- Useful resource: Therapeutic Target Dashboard (listing genes, proteins, and signaling pathways that are important in chordoma and may be promising targets for systemic therapies)
Clinical trials can offer patients access to promising new treatments before they become available to the public. In addition to having the potential to benefit from the latest treatments, chordoma patients who participate in clinical trials will help researchers and physicians learn about chordoma and how to treat it more effectively. Before undergoing chemotherapy, it is worthwhile to discuss clinical trial options with your doctor. More information about clinical trials and a list of clinical trials open to chordoma patients is available on our clinical trials page.
To receive email updates about clinical trials that are open to chordoma patients, click here.
Personalized Oncology Services
Increasingly, oncologists are attempting to customize therapies to the unique biology of each patient’s individual tumor (“personalized medicine”) in the hope that the treatments will be more effective and have fewer side effects. Your doctor may perform tests on your tumor to determine which targeted therapies make the most sense for you. In addition, a number of companies offer tumor-profiling services intended to help inform a rational decision about targeted therapies, however the utility of these services is unproven.
- Useful resource: personalized tumor profiling services
Reviewed 3/1/2012 by:
|The information provided herein is not intended to be a substitute for professional medical advice, diagnosis or treatment. Always seek the advice of your physician with any questions you may have regarding your medical care. Never disregard professional medical advice or delay in seeking it because of something you have read on this Website.|
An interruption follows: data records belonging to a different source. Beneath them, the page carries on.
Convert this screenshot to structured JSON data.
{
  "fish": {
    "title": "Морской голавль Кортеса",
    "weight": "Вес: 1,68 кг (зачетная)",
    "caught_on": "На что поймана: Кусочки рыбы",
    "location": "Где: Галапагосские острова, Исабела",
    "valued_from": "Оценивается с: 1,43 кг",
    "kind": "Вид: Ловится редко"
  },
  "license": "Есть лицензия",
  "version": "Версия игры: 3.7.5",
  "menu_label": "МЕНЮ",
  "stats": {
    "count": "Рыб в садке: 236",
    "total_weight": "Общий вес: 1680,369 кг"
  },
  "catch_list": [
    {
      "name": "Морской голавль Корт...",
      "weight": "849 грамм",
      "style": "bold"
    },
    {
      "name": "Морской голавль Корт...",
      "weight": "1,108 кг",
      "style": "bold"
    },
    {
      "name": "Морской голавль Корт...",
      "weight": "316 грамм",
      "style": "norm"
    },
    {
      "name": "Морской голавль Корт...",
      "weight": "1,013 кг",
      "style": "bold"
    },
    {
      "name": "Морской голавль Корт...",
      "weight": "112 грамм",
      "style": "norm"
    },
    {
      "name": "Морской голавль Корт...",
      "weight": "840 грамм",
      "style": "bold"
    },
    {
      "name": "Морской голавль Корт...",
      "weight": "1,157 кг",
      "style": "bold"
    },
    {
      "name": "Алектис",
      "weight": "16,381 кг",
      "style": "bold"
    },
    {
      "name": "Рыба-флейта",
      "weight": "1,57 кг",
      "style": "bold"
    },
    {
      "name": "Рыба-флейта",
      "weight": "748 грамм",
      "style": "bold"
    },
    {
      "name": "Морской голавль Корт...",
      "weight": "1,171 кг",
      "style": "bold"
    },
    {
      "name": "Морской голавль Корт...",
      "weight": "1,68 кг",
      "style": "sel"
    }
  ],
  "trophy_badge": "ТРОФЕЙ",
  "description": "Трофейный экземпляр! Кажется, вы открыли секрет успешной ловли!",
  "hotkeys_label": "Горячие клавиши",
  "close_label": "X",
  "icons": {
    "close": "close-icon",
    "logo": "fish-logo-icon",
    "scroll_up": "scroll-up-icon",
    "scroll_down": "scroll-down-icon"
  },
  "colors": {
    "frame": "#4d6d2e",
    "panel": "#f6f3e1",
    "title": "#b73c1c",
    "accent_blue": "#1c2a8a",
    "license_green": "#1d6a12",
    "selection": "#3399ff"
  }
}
- P. Bergh, L.G. Kindblom, B. Gunterberg, F. Remotti, W. Ryd, and J.M. Meis-Kindblom, "Prognostic factors in chordoma of the sacrum and mobile spine: a study of 39 patients.", Cancer, 2000. http://www.ncbi.nlm.nih.gov/pubmed/10813725
- S. Boriani, S. Bandiera, R. Biagini, P. Bacchini, L. Boriani, M. Cappuccio, F. Chevalley, A. Gasbarrini, P. Picci, and J.N. Weinstein, "Chordoma of the mobile spine: fifty years of experience.", Spine, 2006. http://www.ncbi.nlm.nih.gov/pubmed/16481964
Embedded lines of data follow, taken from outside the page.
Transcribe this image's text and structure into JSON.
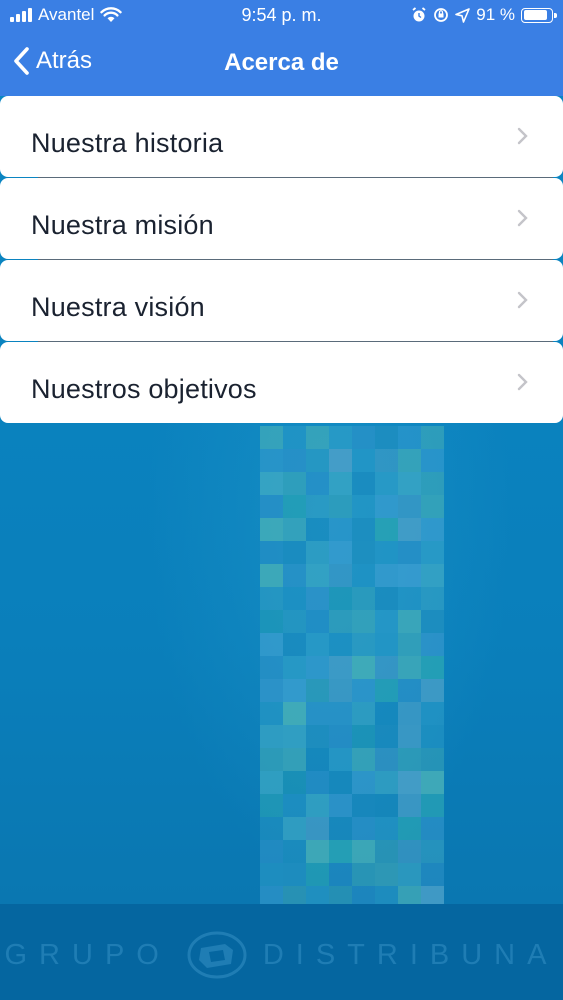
{
  "status_bar": {
    "carrier": "Avantel",
    "time": "9:54 p. m.",
    "battery": "91 %",
    "icons": [
      "signal-icon",
      "wifi-icon",
      "alarm-icon",
      "orientation-lock-icon",
      "location-icon",
      "battery-icon"
    ]
  },
  "nav": {
    "back_label": "Atrás",
    "title": "Acerca de"
  },
  "menu": {
    "items": [
      {
        "label": "Nuestra historia"
      },
      {
        "label": "Nuestra misión"
      },
      {
        "label": "Nuestra visión"
      },
      {
        "label": "Nuestros objetivos"
      }
    ]
  },
  "footer": {
    "brand_left": "GRUPO",
    "brand_right": "DISTRIBUNA"
  },
  "colors": {
    "header": "#3a7fe4",
    "background": "#0a85c2",
    "footer": "#0566a0"
  }
}
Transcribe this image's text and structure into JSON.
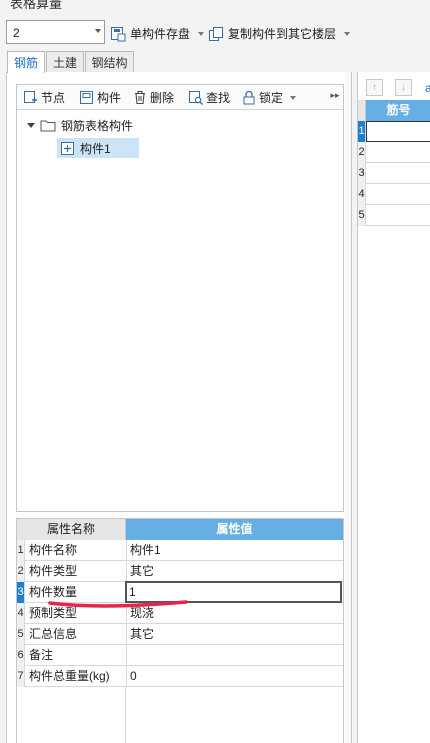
{
  "window": {
    "title": "表格算量"
  },
  "toolbar": {
    "floor_value": "2",
    "save_label": "单构件存盘",
    "copy_label": "复制构件到其它楼层"
  },
  "tabs": [
    {
      "label": "钢筋",
      "active": true
    },
    {
      "label": "土建",
      "active": false
    },
    {
      "label": "钢结构",
      "active": false
    }
  ],
  "tree_toolbar": {
    "node": "节点",
    "component": "构件",
    "delete": "删除",
    "find": "查找",
    "lock": "锁定"
  },
  "tree": {
    "root": "钢筋表格构件",
    "children": [
      "构件1"
    ]
  },
  "properties": {
    "header_name": "属性名称",
    "header_value": "属性值",
    "rows": [
      {
        "idx": "1",
        "name": "构件名称",
        "value": "构件1"
      },
      {
        "idx": "2",
        "name": "构件类型",
        "value": "其它"
      },
      {
        "idx": "3",
        "name": "构件数量",
        "value": "1"
      },
      {
        "idx": "4",
        "name": "预制类型",
        "value": "现浇"
      },
      {
        "idx": "5",
        "name": "汇总信息",
        "value": "其它"
      },
      {
        "idx": "6",
        "name": "备注",
        "value": ""
      },
      {
        "idx": "7",
        "name": "构件总重量(kg)",
        "value": "0"
      }
    ],
    "selected_row": 3
  },
  "right_grid": {
    "partial_toolbar_text": "a",
    "header": "筋号",
    "rows": [
      "1",
      "2",
      "3",
      "4",
      "5"
    ]
  },
  "colors": {
    "accent": "#66aee6",
    "selection": "#1e7fd0",
    "annotation": "#e3264a"
  },
  "icons": [
    "folder-icon",
    "component-icon",
    "lock-icon",
    "trash-icon",
    "search-icon",
    "copy-icon",
    "save-icon",
    "add-node-icon"
  ]
}
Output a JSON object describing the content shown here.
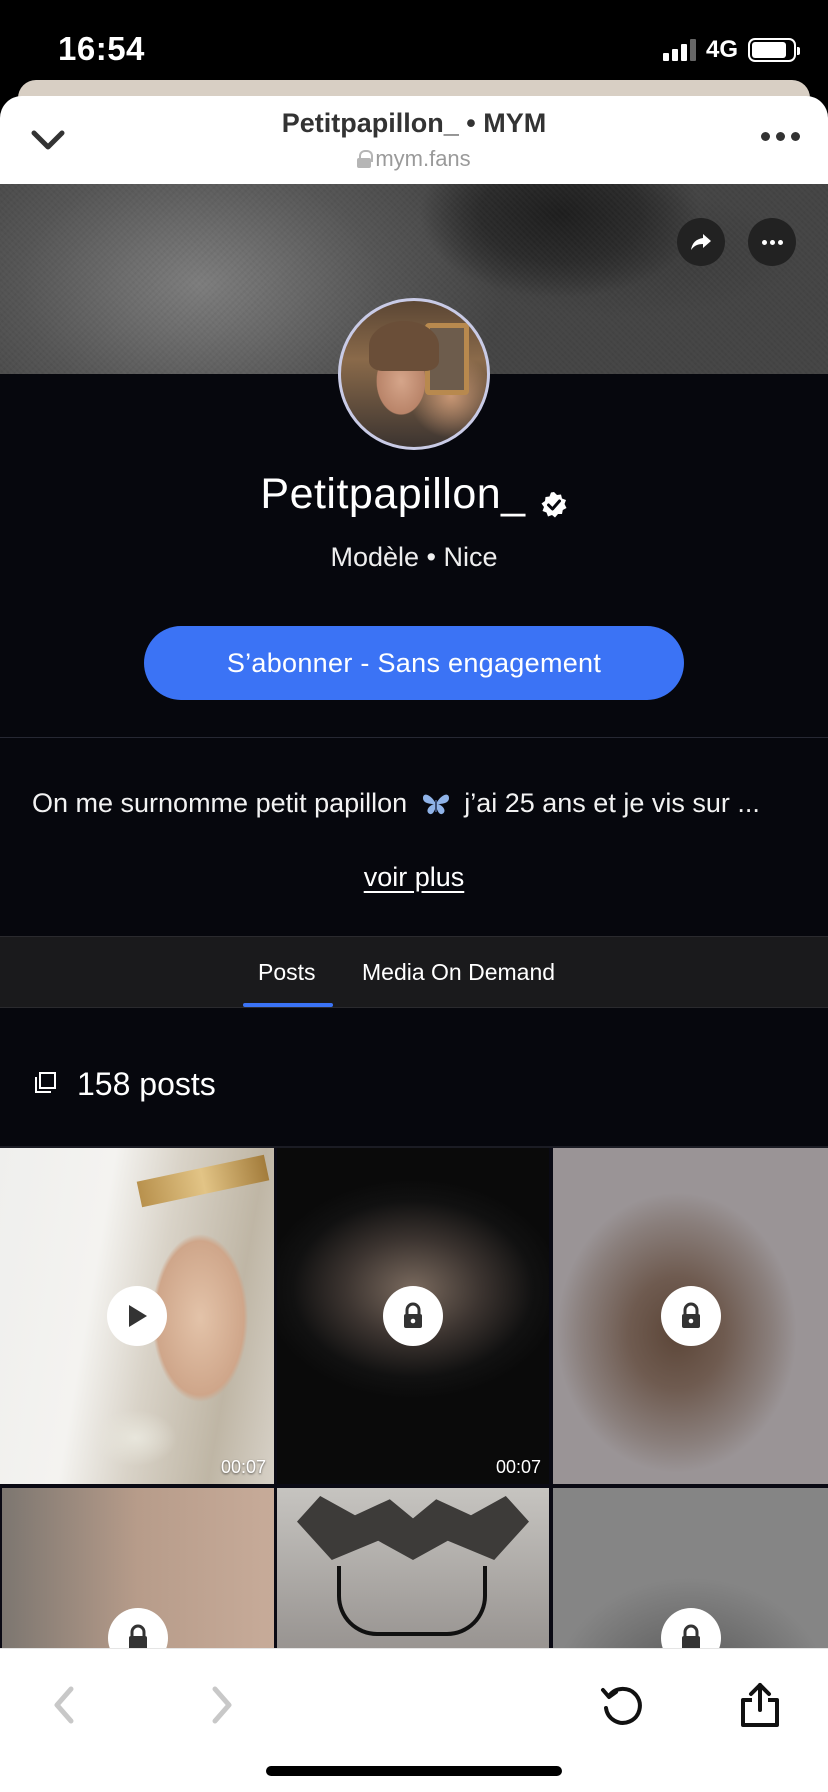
{
  "status_bar": {
    "time": "16:54",
    "network": "4G",
    "battery_level": 0.85
  },
  "browser_header": {
    "title": "Petitpapillon_ • MYM",
    "url": "mym.fans",
    "icons": [
      "chevron-down-icon",
      "lock-icon",
      "more-icon"
    ]
  },
  "cover": {
    "buttons": [
      "share-icon",
      "more-icon"
    ]
  },
  "profile": {
    "name": "Petitpapillon_",
    "verified": true,
    "subtitle": "Modèle • Nice",
    "subscribe_label": "S’abonner - Sans engagement",
    "accent_color": "#3b73f5"
  },
  "bio": {
    "text_before": "On me surnomme petit papillon",
    "text_after": "j’ai 25 ans et je vis sur ...",
    "more_label": "voir plus"
  },
  "tabs": [
    {
      "label": "Posts",
      "active": true
    },
    {
      "label": "Media On Demand",
      "active": false
    }
  ],
  "posts": {
    "count_label": "158 posts"
  },
  "grid": [
    {
      "type": "video",
      "locked": false,
      "duration": "00:07"
    },
    {
      "type": "video",
      "locked": true,
      "duration": "00:07"
    },
    {
      "type": "image",
      "locked": true
    },
    {
      "type": "image",
      "locked": true
    },
    {
      "type": "image",
      "locked": false
    },
    {
      "type": "image",
      "locked": true
    }
  ],
  "toolbar": {
    "icons": [
      "back-icon",
      "forward-icon",
      "reload-icon",
      "share-icon"
    ]
  }
}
- D.M. Sciubba, J.J. Cheng, R.J. Petteys, K.L. Weber, D.A. Frassica, and Z.L. Gokaslan, "Chordoma of the sacrum and vertebral bodies.", The Journal of the American Academy of Orthopaedic Surgeons, 2009. http://www.ncbi.nlm.nih.gov/pubmed/19880681
- M. Koutourousiou, C.H. Snyderman, J. Fernandez-Miranda, and P.A. Gardner, "Skull base chordomas.", Otolaryngologic clinics of North America, 2011. http://www.ncbi.nlm.nih.gov/pubmed/21978899
- B.P. Walcott, B.V. Nahed, A. Mohyeldin, J. Coumans, K.T. Kahle, and M.J. Ferreira, "Chordoma: current concepts, management, and future directions.", The Lancet. Oncology, 2012. http://www.ncbi.nlm.nih.gov/pubmed/22300861
- S. Di Maio, N. Temkin, D. Ramanathan, and L.N. Sekhar, "Current comprehensive management of cranial base chordomas: 10-year meta-analysis of observational studies.", Journal of neurosurgery, 2011. http://www.ncbi.nlm.nih.gov/pubmed/21819197
- M. Amichetti, M. Cianchetti, D. Amelio, R.M. Enrici, and G. Minniti, "Proton therapy in chordoma of the base of the skull: a systematic review.", Neurosurgical review, 2009. http://www.ncbi.nlm.nih.gov/pubmed/19319583